→ **Records shown**:
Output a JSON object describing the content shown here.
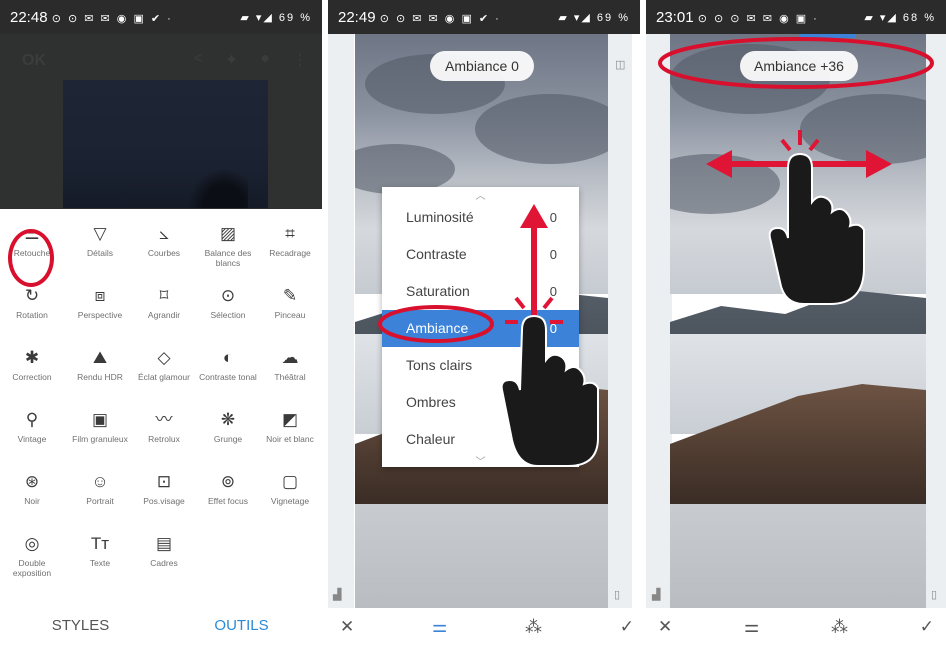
{
  "panel1": {
    "status": {
      "time": "22:48",
      "notif": "⊙ ⊙ ✉ ✉ ◉ ▣ ✔ ·",
      "net": "▰ ▾◢",
      "battery": "69 %"
    },
    "ok_label": "OK",
    "tools": [
      {
        "label": "Retouche",
        "icon": "sliders-icon",
        "glyph": "⚌"
      },
      {
        "label": "Détails",
        "icon": "triangle-down-icon",
        "glyph": "▽"
      },
      {
        "label": "Courbes",
        "icon": "curves-icon",
        "glyph": "⦣"
      },
      {
        "label": "Balance des blancs",
        "icon": "white-balance-icon",
        "glyph": "▨"
      },
      {
        "label": "Recadrage",
        "icon": "crop-icon",
        "glyph": "⌗"
      },
      {
        "label": "Rotation",
        "icon": "rotate-icon",
        "glyph": "↻"
      },
      {
        "label": "Perspective",
        "icon": "perspective-icon",
        "glyph": "⧈"
      },
      {
        "label": "Agrandir",
        "icon": "expand-icon",
        "glyph": "⌑"
      },
      {
        "label": "Sélection",
        "icon": "selection-icon",
        "glyph": "⊙"
      },
      {
        "label": "Pinceau",
        "icon": "brush-icon",
        "glyph": "✎"
      },
      {
        "label": "Correction",
        "icon": "healing-icon",
        "glyph": "✱"
      },
      {
        "label": "Rendu HDR",
        "icon": "hdr-icon",
        "glyph": "⛰"
      },
      {
        "label": "Éclat glamour",
        "icon": "glamour-icon",
        "glyph": "◇"
      },
      {
        "label": "Contraste tonal",
        "icon": "tonal-contrast-icon",
        "glyph": "◐"
      },
      {
        "label": "Théâtral",
        "icon": "drama-icon",
        "glyph": "☁"
      },
      {
        "label": "Vintage",
        "icon": "vintage-icon",
        "glyph": "⚲"
      },
      {
        "label": "Film granuleux",
        "icon": "grainy-film-icon",
        "glyph": "▣"
      },
      {
        "label": "Retrolux",
        "icon": "retrolux-icon",
        "glyph": "〰"
      },
      {
        "label": "Grunge",
        "icon": "grunge-icon",
        "glyph": "❋"
      },
      {
        "label": "Noir et blanc",
        "icon": "black-white-icon",
        "glyph": "◩"
      },
      {
        "label": "Noir",
        "icon": "noir-icon",
        "glyph": "⊛"
      },
      {
        "label": "Portrait",
        "icon": "portrait-icon",
        "glyph": "☺"
      },
      {
        "label": "Pos.visage",
        "icon": "face-pose-icon",
        "glyph": "⊡"
      },
      {
        "label": "Effet focus",
        "icon": "lens-blur-icon",
        "glyph": "⊚"
      },
      {
        "label": "Vignetage",
        "icon": "vignette-icon",
        "glyph": "▢"
      },
      {
        "label": "Double exposition",
        "icon": "double-exposure-icon",
        "glyph": "◎"
      },
      {
        "label": "Texte",
        "icon": "text-icon",
        "glyph": "Tт"
      },
      {
        "label": "Cadres",
        "icon": "frames-icon",
        "glyph": "▤"
      }
    ],
    "tab_styles": "STYLES",
    "tab_outils": "OUTILS"
  },
  "panel2": {
    "status": {
      "time": "22:49",
      "notif": "⊙ ⊙ ✉ ✉ ◉ ▣ ✔ ·",
      "net": "▰ ▾◢",
      "battery": "69 %"
    },
    "pill": "Ambiance 0",
    "menu": [
      {
        "label": "Luminosité",
        "value": "0"
      },
      {
        "label": "Contraste",
        "value": "0"
      },
      {
        "label": "Saturation",
        "value": "0"
      },
      {
        "label": "Ambiance",
        "value": "0"
      },
      {
        "label": "Tons clairs",
        "value": ""
      },
      {
        "label": "Ombres",
        "value": ""
      },
      {
        "label": "Chaleur",
        "value": ""
      }
    ]
  },
  "panel3": {
    "status": {
      "time": "23:01",
      "notif": "⊙ ⊙ ⊙ ✉ ✉ ◉ ▣ ·",
      "net": "▰ ▾◢",
      "battery": "68 %"
    },
    "pill": "Ambiance +36"
  },
  "colors": {
    "accent": "#3b82d8",
    "highlight": "#d8102d",
    "outils": "#2a8ad6"
  }
}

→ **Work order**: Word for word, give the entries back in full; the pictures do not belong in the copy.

→ **Problem solution**:
Output a JSON object describing the content shown here.
{
  "panel1": {
    "status": {
      "time": "22:48",
      "notif": "⊙ ⊙ ✉ ✉ ◉ ▣ ✔ ·",
      "net": "▰ ▾◢",
      "battery": "69 %"
    },
    "ok_label": "OK",
    "tools": [
      {
        "label": "Retouche",
        "icon": "sliders-icon",
        "glyph": "⚌"
      },
      {
        "label": "Détails",
        "icon": "triangle-down-icon",
        "glyph": "▽"
      },
      {
        "label": "Courbes",
        "icon": "curves-icon",
        "glyph": "⦣"
      },
      {
        "label": "Balance des blancs",
        "icon": "white-balance-icon",
        "glyph": "▨"
      },
      {
        "label": "Recadrage",
        "icon": "crop-icon",
        "glyph": "⌗"
      },
      {
        "label": "Rotation",
        "icon": "rotate-icon",
        "glyph": "↻"
      },
      {
        "label": "Perspective",
        "icon": "perspective-icon",
        "glyph": "⧈"
      },
      {
        "label": "Agrandir",
        "icon": "expand-icon",
        "glyph": "⌑"
      },
      {
        "label": "Sélection",
        "icon": "selection-icon",
        "glyph": "⊙"
      },
      {
        "label": "Pinceau",
        "icon": "brush-icon",
        "glyph": "✎"
      },
      {
        "label": "Correction",
        "icon": "healing-icon",
        "glyph": "✱"
      },
      {
        "label": "Rendu HDR",
        "icon": "hdr-icon",
        "glyph": "⛰"
      },
      {
        "label": "Éclat glamour",
        "icon": "glamour-icon",
        "glyph": "◇"
      },
      {
        "label": "Contraste tonal",
        "icon": "tonal-contrast-icon",
        "glyph": "◐"
      },
      {
        "label": "Théâtral",
        "icon": "drama-icon",
        "glyph": "☁"
      },
      {
        "label": "Vintage",
        "icon": "vintage-icon",
        "glyph": "⚲"
      },
      {
        "label": "Film granuleux",
        "icon": "grainy-film-icon",
        "glyph": "▣"
      },
      {
        "label": "Retrolux",
        "icon": "retrolux-icon",
        "glyph": "〰"
      },
      {
        "label": "Grunge",
        "icon": "grunge-icon",
        "glyph": "❋"
      },
      {
        "label": "Noir et blanc",
        "icon": "black-white-icon",
        "glyph": "◩"
      },
      {
        "label": "Noir",
        "icon": "noir-icon",
        "glyph": "⊛"
      },
      {
        "label": "Portrait",
        "icon": "portrait-icon",
        "glyph": "☺"
      },
      {
        "label": "Pos.visage",
        "icon": "face-pose-icon",
        "glyph": "⊡"
      },
      {
        "label": "Effet focus",
        "icon": "lens-blur-icon",
        "glyph": "⊚"
      },
      {
        "label": "Vignetage",
        "icon": "vignette-icon",
        "glyph": "▢"
      },
      {
        "label": "Double exposition",
        "icon": "double-exposure-icon",
        "glyph": "◎"
      },
      {
        "label": "Texte",
        "icon": "text-icon",
        "glyph": "Tт"
      },
      {
        "label": "Cadres",
        "icon": "frames-icon",
        "glyph": "▤"
      }
    ],
    "tab_styles": "STYLES",
    "tab_outils": "OUTILS"
  },
  "panel2": {
    "status": {
      "time": "22:49",
      "notif": "⊙ ⊙ ✉ ✉ ◉ ▣ ✔ ·",
      "net": "▰ ▾◢",
      "battery": "69 %"
    },
    "pill": "Ambiance 0",
    "menu": [
      {
        "label": "Luminosité",
        "value": "0"
      },
      {
        "label": "Contraste",
        "value": "0"
      },
      {
        "label": "Saturation",
        "value": "0"
      },
      {
        "label": "Ambiance",
        "value": "0"
      },
      {
        "label": "Tons clairs",
        "value": ""
      },
      {
        "label": "Ombres",
        "value": ""
      },
      {
        "label": "Chaleur",
        "value": ""
      }
    ]
  },
  "panel3": {
    "status": {
      "time": "23:01",
      "notif": "⊙ ⊙ ⊙ ✉ ✉ ◉ ▣ ·",
      "net": "▰ ▾◢",
      "battery": "68 %"
    },
    "pill": "Ambiance +36"
  },
  "colors": {
    "accent": "#3b82d8",
    "highlight": "#d8102d",
    "outils": "#2a8ad6"
  }
}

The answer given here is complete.